The apparent superiority of BCBs to detect microbial organisms could be due to the characteristics of pediatric BCBs, which enhance microorganism growth in a small amount of liquid. Although there are some concerns that this enhanced BCB detection could lead to increased rates of false-positives from contaminants, I think the risk of false positives is a viable tradeoff if we can more quickly and accurately identify pathogens in pediatric infections. As Shin et al. emphasize, “Sequelae resulting from these infections are particularly unfortunate for pediatric patients.”

Matthew R. Schmitz, MD
JBJS Deputy Editor for Social Media

Sustained Fevers After Spinal Fusion: A Sentinel for Infection?

Postoperative fevers occur frequently. During the first 2 to 3 days after surgery, these fevers are often due to atelectasis or the increased inflammatory response that arises from tissue injury during surgery. However, persistent postoperative fevers should be cause for concern. In the August 19, 2020 issue of The Journal, Hwang et al. examine the relationship between sustained fevers after spine instrumentation and postoperative surgical site infection.

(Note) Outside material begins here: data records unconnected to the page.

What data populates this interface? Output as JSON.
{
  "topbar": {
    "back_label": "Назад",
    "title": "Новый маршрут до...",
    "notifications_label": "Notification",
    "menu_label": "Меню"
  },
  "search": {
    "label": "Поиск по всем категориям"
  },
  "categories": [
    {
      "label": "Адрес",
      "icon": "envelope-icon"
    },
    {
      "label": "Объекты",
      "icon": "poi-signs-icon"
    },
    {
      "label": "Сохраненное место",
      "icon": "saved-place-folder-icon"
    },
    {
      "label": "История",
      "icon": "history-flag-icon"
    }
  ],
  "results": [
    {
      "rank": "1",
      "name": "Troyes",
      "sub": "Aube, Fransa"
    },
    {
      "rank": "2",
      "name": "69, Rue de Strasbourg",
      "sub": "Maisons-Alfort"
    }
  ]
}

The authors retrospectively reviewed 598 consecutive patients who underwent lumbar or thoracic spinal instrumentation. They excluded patients who underwent surgery to treat tumors or infections and those with other identified causes of fever, such as a urinary tract infection or pneumonia. Sustained fevers were defined as those that began on or after postoperative day (POD) 4 and those that started on POD 1 to 3 if they persisted until or beyond POD 5.

Sixty-eight patients (11.4%) met the criteria for a sustained fever after spinal instrumentation. Nine of those 68 (13.2%) were diagnosed with a surgical site infection. Of the 530 patients who did not have a sustained fever, only 5 (0.9%) developed a surgical site infection (p<0.001 for the between-group difference).

Further analysis revealed 3 diagnostic clues for surgical site infections among the patients with sustained fevers:

  • Continuous fever (rather than cyclic or intermittent)
  • Levels of C-reactive protein (CRP) >4 mg/dL after POD 7
  • Increasing or stationary patterns of CRP level and neutrophil differential

In addition, the authors found that CRP levels >4 mg/dL between PODs 7 and 10 had much greater sensitivity for discriminating surgical site infection than gadolinium-enhanced magnetic resonance imaging data obtained within 1 month of the surgical procedure.

Although a vast majority (87%) of patients with sustained postoperative fevers in this study did not develop an infection, persistent fever after spine instrumentation surgery is something to be mindful of. The authors describe their findings as “tentative” and advise readers to interpret them with caution. Those caveats notwithstanding, I consider this information to be valuable because it might help prevent delays in the diagnosis of a potentially serious perioperative complication.

Matthew R. Schmitz, MD
JBJS Deputy Editor for Social Media